Costello refused to tell the police who had tried to kill him, but Genovese, fearing all-out war, ordered all the important members of the crime family to report to his Atlantic Highlands, New Jersey, mansion—now an armed camp surrounded by 40 gunners, as a demonstration of unity with his cause. Little Augie was the sole capo—at the time he ran the family's rackets in the upper Bronx— who refused to show.
It was a sin Genovese would not forget, but he had more pressing matters, dealing with Costello and the murderous Albert Anastasia who had vowed to stop Genovese. Although Anastasia was eliminated, Genovese was forced to let Costello retire from the rackets, and it was apparently part of the deal that Little Augie was accepted back in good grace.
The peace lasted until 1959 when Genovese ordered Little Augie hit. The would-be assassins had considerable trouble getting Little Augie alone. He was often with his good friend Tony Bender, chief operator of the crime family's rackets in Greenwich Village, and the killers asked if it was all right to blow away Bender at the same time. Genovese had a strong need for Bender at the time and vetoed the suggestion. Finally Bender discovered his good friend was being set up and he cheerfully agreed to put Little Augie on the spot.
On September 29 Little Augie was partying at the Copacabana with a friend, Mrs. Janice Drake, a former beauty queen, with whom, the cutting underworld comment went, he was having a platonic relationship. She was the wife of comedian Alan Drake, whose career Little Augie had helped. (Mrs. Drake's relationship with Little Augie was never clear. She was grateful to him and called him "Uncle Gus." It was possible she was merely a flamboyant symbol that the mobster liked having around as flattering to his image.)
|Little Augie Pisano had been shot|
They were joined, apparently by chance, by Bender who invited them and a few others to dine with him at Marino's restaurant, not far from the Copa. During dinner a phone call caused Little Augie to leave hurriedly, Mrs. Drake on his arm.

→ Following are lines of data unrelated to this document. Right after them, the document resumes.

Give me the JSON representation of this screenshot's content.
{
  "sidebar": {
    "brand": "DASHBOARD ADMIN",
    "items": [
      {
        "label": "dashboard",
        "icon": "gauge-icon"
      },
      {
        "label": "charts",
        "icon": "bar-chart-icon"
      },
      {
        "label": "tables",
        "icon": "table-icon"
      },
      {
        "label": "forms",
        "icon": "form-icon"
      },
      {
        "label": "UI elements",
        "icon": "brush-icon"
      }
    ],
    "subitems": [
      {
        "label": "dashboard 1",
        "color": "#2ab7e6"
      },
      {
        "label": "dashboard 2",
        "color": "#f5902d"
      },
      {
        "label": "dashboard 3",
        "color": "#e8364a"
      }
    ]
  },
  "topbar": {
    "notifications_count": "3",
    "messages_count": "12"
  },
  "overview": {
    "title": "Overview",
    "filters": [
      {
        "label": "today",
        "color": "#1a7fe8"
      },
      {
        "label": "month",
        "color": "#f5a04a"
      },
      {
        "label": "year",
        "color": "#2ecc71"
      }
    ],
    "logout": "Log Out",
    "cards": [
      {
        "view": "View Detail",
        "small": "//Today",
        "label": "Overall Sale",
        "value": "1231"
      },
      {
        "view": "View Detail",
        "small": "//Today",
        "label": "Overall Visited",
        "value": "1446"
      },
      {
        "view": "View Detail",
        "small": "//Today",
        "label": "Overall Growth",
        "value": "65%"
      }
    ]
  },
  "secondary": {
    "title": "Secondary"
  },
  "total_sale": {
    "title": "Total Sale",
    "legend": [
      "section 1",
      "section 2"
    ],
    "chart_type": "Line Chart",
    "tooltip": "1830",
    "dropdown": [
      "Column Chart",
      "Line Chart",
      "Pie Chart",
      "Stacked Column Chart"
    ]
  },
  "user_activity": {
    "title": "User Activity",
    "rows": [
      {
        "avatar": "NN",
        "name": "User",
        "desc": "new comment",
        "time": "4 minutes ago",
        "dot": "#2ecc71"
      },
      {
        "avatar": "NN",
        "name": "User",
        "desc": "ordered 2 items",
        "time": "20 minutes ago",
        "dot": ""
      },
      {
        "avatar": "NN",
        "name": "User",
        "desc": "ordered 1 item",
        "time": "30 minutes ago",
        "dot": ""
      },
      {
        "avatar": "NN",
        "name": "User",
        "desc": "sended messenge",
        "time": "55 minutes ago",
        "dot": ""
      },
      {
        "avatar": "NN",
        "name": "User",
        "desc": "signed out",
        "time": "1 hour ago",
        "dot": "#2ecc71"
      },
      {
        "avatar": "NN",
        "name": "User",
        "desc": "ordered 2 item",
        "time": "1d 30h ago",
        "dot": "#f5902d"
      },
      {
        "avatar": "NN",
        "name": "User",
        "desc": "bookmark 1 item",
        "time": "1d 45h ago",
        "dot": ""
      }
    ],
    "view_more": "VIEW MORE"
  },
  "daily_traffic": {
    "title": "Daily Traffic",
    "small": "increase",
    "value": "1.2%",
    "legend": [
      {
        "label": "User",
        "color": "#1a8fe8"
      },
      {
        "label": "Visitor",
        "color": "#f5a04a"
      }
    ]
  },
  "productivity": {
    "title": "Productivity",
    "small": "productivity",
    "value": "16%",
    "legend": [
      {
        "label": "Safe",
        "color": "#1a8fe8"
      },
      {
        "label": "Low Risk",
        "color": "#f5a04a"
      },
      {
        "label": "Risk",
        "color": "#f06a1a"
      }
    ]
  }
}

At 10:30 P.M., about 45 minutes later, they were found in Little Augie's black Cadillac on a dark street near La Guardia Airport in Queens. Both were sitting in the front seat, heads tilted toward each other like young lovers. Both had been shot in the back of the head.
Police later theorized that the killers had been hiding in the back seat of Little Augie's car and forced him to drive to his place of execution. Mrs. Drake, they said, had died just because she happened to be along for the ride.